Just by driving it off the lot, a vehicle depreciates by 11%. Wow! After one year of driving that new vehicle it will have depreciated by 25%, after three years 46% and after five years that vehicle will be worth 63% less. It is also true that newer vehicles depreciate faster than older vehicles. Further more, considering maintenance and repairs, the expenses have only just begun after the initial purchase of the vehicle.
The average vehicle costs about $.20/mile to drive, in maintenance (calculated by us at the shop). This is due to normal wear and tear on all the components that keep a vehicle functioning. Let’s say you drive the average 12,000 miles in a year. That means you should be saving ~$1200/year for maintenance. Does this surprise you? Remember, at ~100k on most vehicles, the timing belt is due for replacement (this is typically at least $1000 repair). Avoid the surprise of a big repair bill and save for it instead. Keep in mind that newer vehicles are more expensive to drive, maintain and repair. They have more cute electric components that break. They oftentimes require specialized tools and repairs. And, don’t even get me started on the monthly payments. Buying a new vehicle puts you in debt! No one likes being in debt; it’s bad for your overall well-being. It creates more to manage in your life and less freedom. No thank you.

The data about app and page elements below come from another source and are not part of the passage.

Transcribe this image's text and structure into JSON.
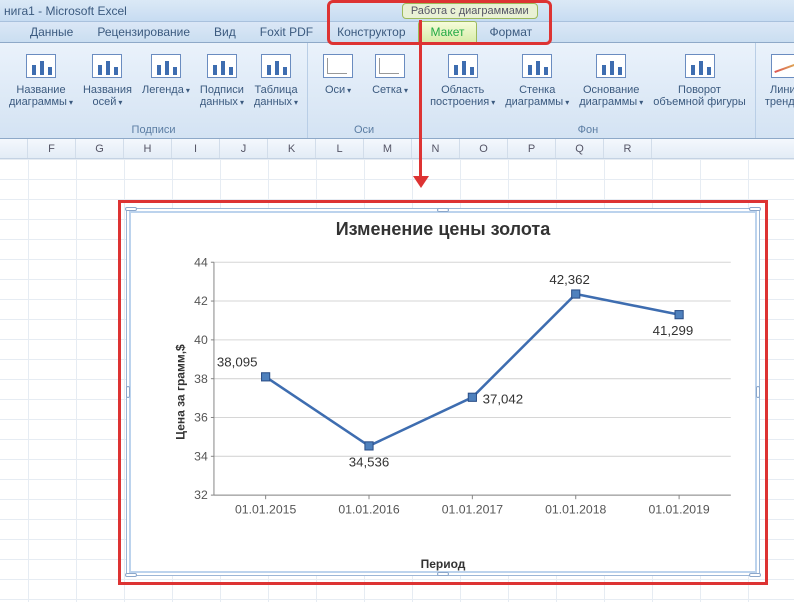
{
  "window_title": "нига1 - Microsoft Excel",
  "chart_tools_label": "Работа с диаграммами",
  "tabs": [
    "Данные",
    "Рецензирование",
    "Вид",
    "Foxit PDF",
    "Конструктор",
    "Макет",
    "Формат"
  ],
  "active_tab_index": 5,
  "ribbon": {
    "groups": [
      {
        "name": "Подписи",
        "buttons": [
          {
            "label": "Название",
            "label2": "диаграммы",
            "dd": true
          },
          {
            "label": "Названия",
            "label2": "осей",
            "dd": true
          },
          {
            "label": "Легенда",
            "label2": "",
            "dd": true
          },
          {
            "label": "Подписи",
            "label2": "данных",
            "dd": true
          },
          {
            "label": "Таблица",
            "label2": "данных",
            "dd": true
          }
        ]
      },
      {
        "name": "Оси",
        "buttons": [
          {
            "label": "Оси",
            "label2": "",
            "dd": true
          },
          {
            "label": "Сетка",
            "label2": "",
            "dd": true
          }
        ]
      },
      {
        "name": "Фон",
        "buttons": [
          {
            "label": "Область",
            "label2": "построения",
            "dd": true
          },
          {
            "label": "Стенка",
            "label2": "диаграммы",
            "dd": true
          },
          {
            "label": "Основание",
            "label2": "диаграммы",
            "dd": true
          },
          {
            "label": "Поворот",
            "label2": "объемной фигуры",
            "dd": false
          }
        ]
      },
      {
        "name": "",
        "buttons": [
          {
            "label": "Линия",
            "label2": "тренда",
            "dd": true
          }
        ]
      }
    ]
  },
  "columns": [
    "F",
    "G",
    "H",
    "I",
    "J",
    "K",
    "L",
    "M",
    "N",
    "O",
    "P",
    "Q",
    "R"
  ],
  "chart_data": {
    "type": "line",
    "title": "Изменение цены золота",
    "xlabel": "Период",
    "ylabel": "Цена за грамм,$",
    "ylim": [
      32,
      44
    ],
    "yticks": [
      32,
      34,
      36,
      38,
      40,
      42,
      44
    ],
    "categories": [
      "01.01.2015",
      "01.01.2016",
      "01.01.2017",
      "01.01.2018",
      "01.01.2019"
    ],
    "values": [
      38.095,
      34.536,
      37.042,
      42.362,
      41.299
    ],
    "labels": [
      "38,095",
      "34,536",
      "37,042",
      "42,362",
      "41,299"
    ]
  }
}
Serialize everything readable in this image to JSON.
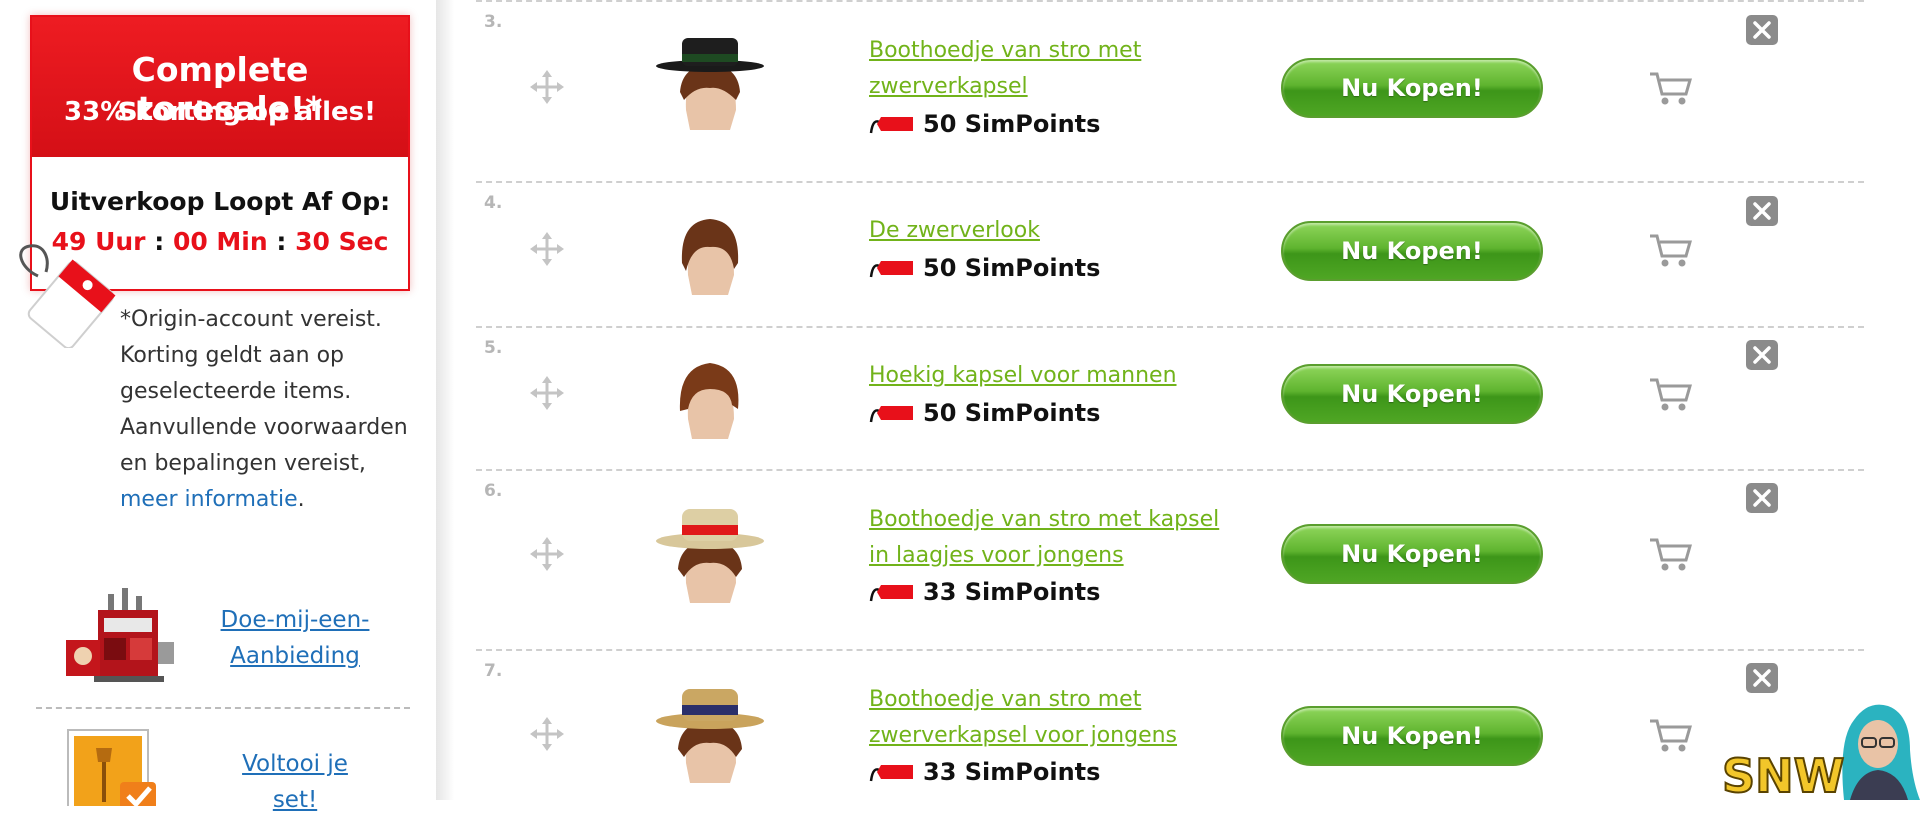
{
  "sidebar": {
    "sale": {
      "title": "Complete storesale!*",
      "subtitle": "33% korting op alles!",
      "expiry_label": "Uitverkoop Loopt Af Op:",
      "hours": "49 Uur",
      "minutes": "00 Min",
      "seconds": "30 Sec",
      "sep": ":"
    },
    "disclaimer": {
      "line1": "*Origin-account vereist.",
      "line2": "Korting geldt aan op",
      "line3": "geselecteerde items.",
      "line4": "Aanvullende voorwaarden",
      "line5": "en bepalingen vereist,",
      "link": "meer informatie",
      "end": "."
    },
    "offer": {
      "line1": "Doe-mij-een-",
      "line2": "Aanbieding"
    },
    "complete_set": {
      "line1": "Voltooi je",
      "line2": "set!"
    }
  },
  "items": [
    {
      "num": "3.",
      "name_line1": "Boothoedje van stro met",
      "name_line2": "zwerverkapsel",
      "price": "50 SimPoints",
      "button": "Nu Kopen!"
    },
    {
      "num": "4.",
      "name_line1": "De zwerverlook",
      "name_line2": "",
      "price": "50 SimPoints",
      "button": "Nu Kopen!"
    },
    {
      "num": "5.",
      "name_line1": "Hoekig kapsel voor mannen",
      "name_line2": "",
      "price": "50 SimPoints",
      "button": "Nu Kopen!"
    },
    {
      "num": "6.",
      "name_line1": "Boothoedje van stro met kapsel",
      "name_line2": "in laagjes voor jongens",
      "price": "33 SimPoints",
      "button": "Nu Kopen!"
    },
    {
      "num": "7.",
      "name_line1": "Boothoedje van stro met",
      "name_line2": "zwerverkapsel voor jongens",
      "price": "33 SimPoints",
      "button": "Nu Kopen!"
    }
  ],
  "watermark": {
    "text": "SNW"
  },
  "colors": {
    "sale_red": "#e8101a",
    "link_green": "#71b31a",
    "link_blue": "#1f6fb8",
    "button_green": "#4fa624",
    "close_gray": "#8b8b8b"
  }
}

The other option: buy a used car with cash and put the saved money towards something more valuable like retirement! It’s economical commonsense. No car payment, money towards more valuable things, reliable transportation, problem solved. I’m not going to get too into needs vs wants at this time but think about it: you could put those dollars in your pocket instead and use them for more important things, like food, healthcare, and shelter. Or, even dates with the person you’d like to call yours.
So let me ask you, why are you really driving your car?
Ask yourself: Is it worth it?